Convicted murderer Monique Turenne says she had nothing to do with the death of her husband. Friday a Bay County jury found her guilty of second degree murder in the beating death of her husband, Canadian Air Force Major David Turenne. She says the jury is wrong.
Monique Turenne didn't testify in the trial, and she has never spoken publicly about her husband's death or her trial until now. Saturday night she told Newschannel 7 a different story than the one heard in her trial.
She says double lives caught up with her husband David the night he was killed by a man she says she had no intimate relationship with Ralph Crompton.

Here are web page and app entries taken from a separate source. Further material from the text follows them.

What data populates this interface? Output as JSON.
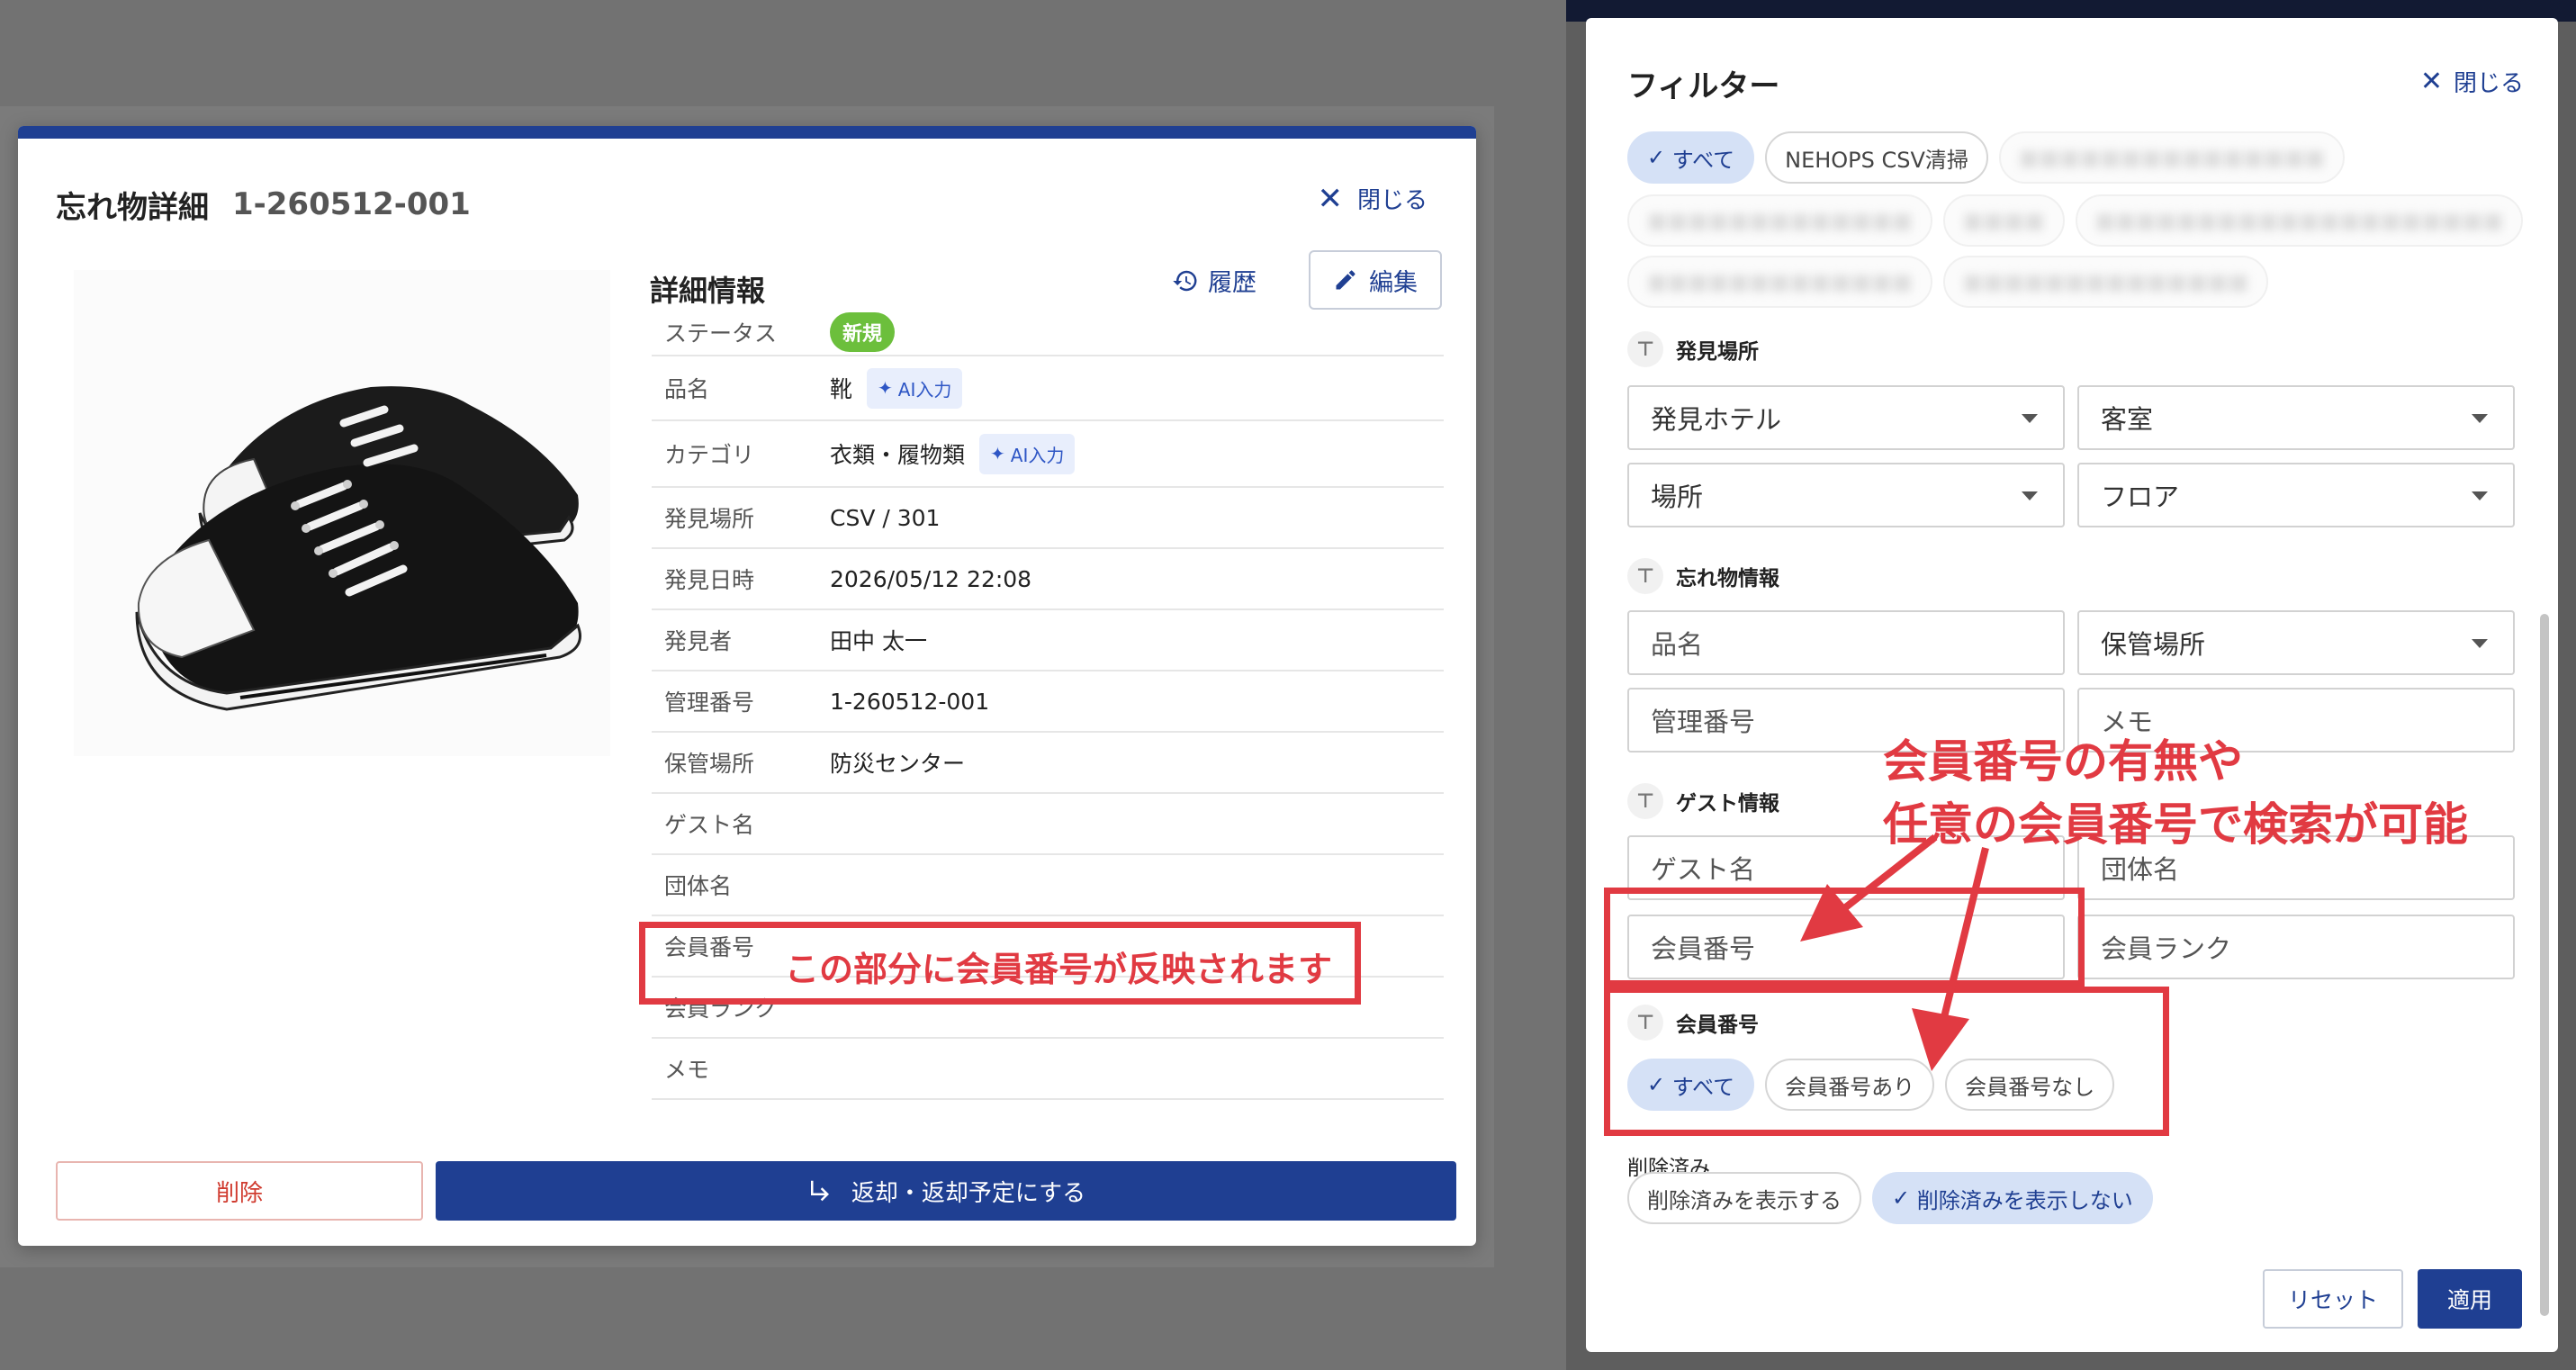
{
  "detail_modal": {
    "title": "忘れ物詳細",
    "id": "1-260512-001",
    "close_label": "閉じる",
    "section_title": "詳細情報",
    "history_label": "履歴",
    "edit_label": "編集",
    "rows": [
      {
        "key": "ステータス",
        "value": "新規"
      },
      {
        "key": "品名",
        "value": "靴",
        "ai": "AI入力"
      },
      {
        "key": "カテゴリ",
        "value": "衣類・履物類",
        "ai": "AI入力"
      },
      {
        "key": "発見場所",
        "value": "CSV / 301"
      },
      {
        "key": "発見日時",
        "value": "2026/05/12 22:08"
      },
      {
        "key": "発見者",
        "value": "田中 太一"
      },
      {
        "key": "管理番号",
        "value": "1-260512-001"
      },
      {
        "key": "保管場所",
        "value": "防災センター"
      },
      {
        "key": "ゲスト名",
        "value": ""
      },
      {
        "key": "団体名",
        "value": ""
      },
      {
        "key": "会員番号",
        "value": ""
      },
      {
        "key": "会員ランク",
        "value": ""
      },
      {
        "key": "メモ",
        "value": ""
      }
    ],
    "delete_label": "削除",
    "return_label": "返却・返却予定にする"
  },
  "filter": {
    "title": "フィルター",
    "close_label": "閉じる",
    "source_chips": [
      "すべて",
      "NEHOPS CSV清掃"
    ],
    "sections": {
      "location": "発見場所",
      "item_info": "忘れ物情報",
      "guest_info": "ゲスト情報",
      "member_no": "会員番号"
    },
    "fields": {
      "hotel": "発見ホテル",
      "room": "客室",
      "place": "場所",
      "floor": "フロア",
      "item_name": "品名",
      "storage": "保管場所",
      "mgmt_no": "管理番号",
      "memo": "メモ",
      "guest_name": "ゲスト名",
      "group_name": "団体名",
      "member_no": "会員番号",
      "member_rank": "会員ランク"
    },
    "member_chips": [
      "すべて",
      "会員番号あり",
      "会員番号なし"
    ],
    "deleted_label": "削除済み",
    "deleted_chips": [
      "削除済みを表示する",
      "削除済みを表示しない"
    ],
    "reset_label": "リセット",
    "apply_label": "適用"
  },
  "annotations": {
    "left": "この部分に会員番号が反映されます",
    "right_line1": "会員番号の有無や",
    "right_line2": "任意の会員番号で検索が可能"
  },
  "colors": {
    "primary": "#1f3f92",
    "annotation": "#e13a42",
    "status_new": "#6cbf3c"
  }
}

"The crush, that is so lame," says Turenne. "He was going into business with my husband. David was into extracurricular affairs." Turenne says it was not a legitimate operation. "Not at all." Turenne says Ralph and David were fighting over a business venture. "There was a business venture involved, and there was also someone else involved with the name Diablo."
That story never came out during her trial. What did come up were incriminating statements she made to Canadian authorities. Hours of questions and answers condensed into a small report she signed.

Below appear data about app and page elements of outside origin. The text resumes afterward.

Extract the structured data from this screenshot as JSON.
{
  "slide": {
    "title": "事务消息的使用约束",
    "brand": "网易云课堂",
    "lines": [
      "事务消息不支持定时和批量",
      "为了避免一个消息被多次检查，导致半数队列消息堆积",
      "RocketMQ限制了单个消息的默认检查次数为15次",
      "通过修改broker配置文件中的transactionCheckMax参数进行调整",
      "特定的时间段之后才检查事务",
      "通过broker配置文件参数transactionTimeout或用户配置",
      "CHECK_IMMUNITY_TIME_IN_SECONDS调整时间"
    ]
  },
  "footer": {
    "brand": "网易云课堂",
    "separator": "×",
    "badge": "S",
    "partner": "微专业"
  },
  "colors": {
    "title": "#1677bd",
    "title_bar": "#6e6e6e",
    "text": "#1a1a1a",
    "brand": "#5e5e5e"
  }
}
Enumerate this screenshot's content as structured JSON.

"There was no statement. If there was anything, there was one handwritten thing that they made it and that's where all those inconsistencies are," says Turenne. “I signed it because they told me if I didn't sign they were going to lock me up. I was not going to go to the funeral. I was going to be staying put."
It took two hours for the jury to find Turenne guilty of second degree murder in the death of her husband. During much of the trial, Turenne says she disagreed with her lawyer's strategy.

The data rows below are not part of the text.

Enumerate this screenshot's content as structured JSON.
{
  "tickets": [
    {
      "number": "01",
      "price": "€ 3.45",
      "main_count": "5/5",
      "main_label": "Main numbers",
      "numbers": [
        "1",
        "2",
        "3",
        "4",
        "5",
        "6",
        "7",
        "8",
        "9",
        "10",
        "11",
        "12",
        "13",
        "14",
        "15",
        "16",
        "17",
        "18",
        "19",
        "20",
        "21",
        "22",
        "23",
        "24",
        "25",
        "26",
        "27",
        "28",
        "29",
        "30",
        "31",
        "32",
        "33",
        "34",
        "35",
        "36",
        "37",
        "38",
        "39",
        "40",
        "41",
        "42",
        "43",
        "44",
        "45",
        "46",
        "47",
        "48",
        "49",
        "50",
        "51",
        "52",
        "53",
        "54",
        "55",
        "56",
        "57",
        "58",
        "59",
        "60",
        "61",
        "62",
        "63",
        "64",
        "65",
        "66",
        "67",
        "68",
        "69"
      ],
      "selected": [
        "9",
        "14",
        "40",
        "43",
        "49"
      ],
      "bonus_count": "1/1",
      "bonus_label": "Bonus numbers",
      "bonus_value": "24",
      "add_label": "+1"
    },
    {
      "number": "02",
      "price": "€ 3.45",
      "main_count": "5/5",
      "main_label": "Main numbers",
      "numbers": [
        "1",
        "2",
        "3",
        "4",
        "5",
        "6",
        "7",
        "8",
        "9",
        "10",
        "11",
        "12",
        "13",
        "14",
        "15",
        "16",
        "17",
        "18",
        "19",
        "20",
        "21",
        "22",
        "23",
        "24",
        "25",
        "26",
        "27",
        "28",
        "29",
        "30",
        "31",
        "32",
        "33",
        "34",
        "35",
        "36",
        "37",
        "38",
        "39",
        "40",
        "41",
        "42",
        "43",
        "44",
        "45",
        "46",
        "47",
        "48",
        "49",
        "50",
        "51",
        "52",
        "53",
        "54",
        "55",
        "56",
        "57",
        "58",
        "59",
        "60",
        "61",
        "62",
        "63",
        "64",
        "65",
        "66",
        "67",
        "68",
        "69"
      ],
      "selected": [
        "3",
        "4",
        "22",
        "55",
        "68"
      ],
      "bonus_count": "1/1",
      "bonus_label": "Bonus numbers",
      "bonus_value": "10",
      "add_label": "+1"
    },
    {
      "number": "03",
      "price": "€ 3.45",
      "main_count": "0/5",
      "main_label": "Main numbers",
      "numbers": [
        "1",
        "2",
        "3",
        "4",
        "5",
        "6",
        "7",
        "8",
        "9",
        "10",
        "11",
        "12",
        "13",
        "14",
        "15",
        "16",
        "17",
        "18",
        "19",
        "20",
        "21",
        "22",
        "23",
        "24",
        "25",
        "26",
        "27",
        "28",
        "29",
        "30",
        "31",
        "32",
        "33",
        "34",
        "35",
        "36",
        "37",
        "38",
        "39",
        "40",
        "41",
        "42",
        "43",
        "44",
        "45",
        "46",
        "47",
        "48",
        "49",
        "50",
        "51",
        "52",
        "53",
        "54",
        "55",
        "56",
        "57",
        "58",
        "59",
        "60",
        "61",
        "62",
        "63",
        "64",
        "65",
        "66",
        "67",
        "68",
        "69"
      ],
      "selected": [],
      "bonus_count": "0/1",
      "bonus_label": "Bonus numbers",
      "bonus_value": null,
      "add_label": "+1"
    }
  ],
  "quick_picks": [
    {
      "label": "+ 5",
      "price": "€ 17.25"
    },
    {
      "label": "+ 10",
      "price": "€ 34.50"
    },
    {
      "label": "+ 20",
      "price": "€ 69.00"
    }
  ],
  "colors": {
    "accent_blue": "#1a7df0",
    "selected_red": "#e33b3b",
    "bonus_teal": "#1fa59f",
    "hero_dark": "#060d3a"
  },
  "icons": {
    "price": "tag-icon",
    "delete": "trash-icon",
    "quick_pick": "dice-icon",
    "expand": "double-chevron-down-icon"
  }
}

"We weren't able to bring forth the testimony from the Crompton trial. I was floored when all of a sudden he's (Turenne's attorney, Walter Smith) not bringing that forth and why not? It's like, I'm sorry Walter, but I don't think you did the job. You really didn't do the job. Yeah, it's a great case for appeals, but I'm not home with my kids right now."
Turenne wishes she would have testified. "I would have pushed it because he (Smith) says reasonable doubt. That's it. We don't need to go to this or that, reasonable doubt. There's so many loopholes."
Turenne had also hoped Crompton would testify but he refused once he got on the witness stand. She now faces a sentence of up to life in prison but she says she plans to appeal the verdict. Sentencing for is scheduled for August 2. Prosecutors say she will most likely have to serve 20 years in prison.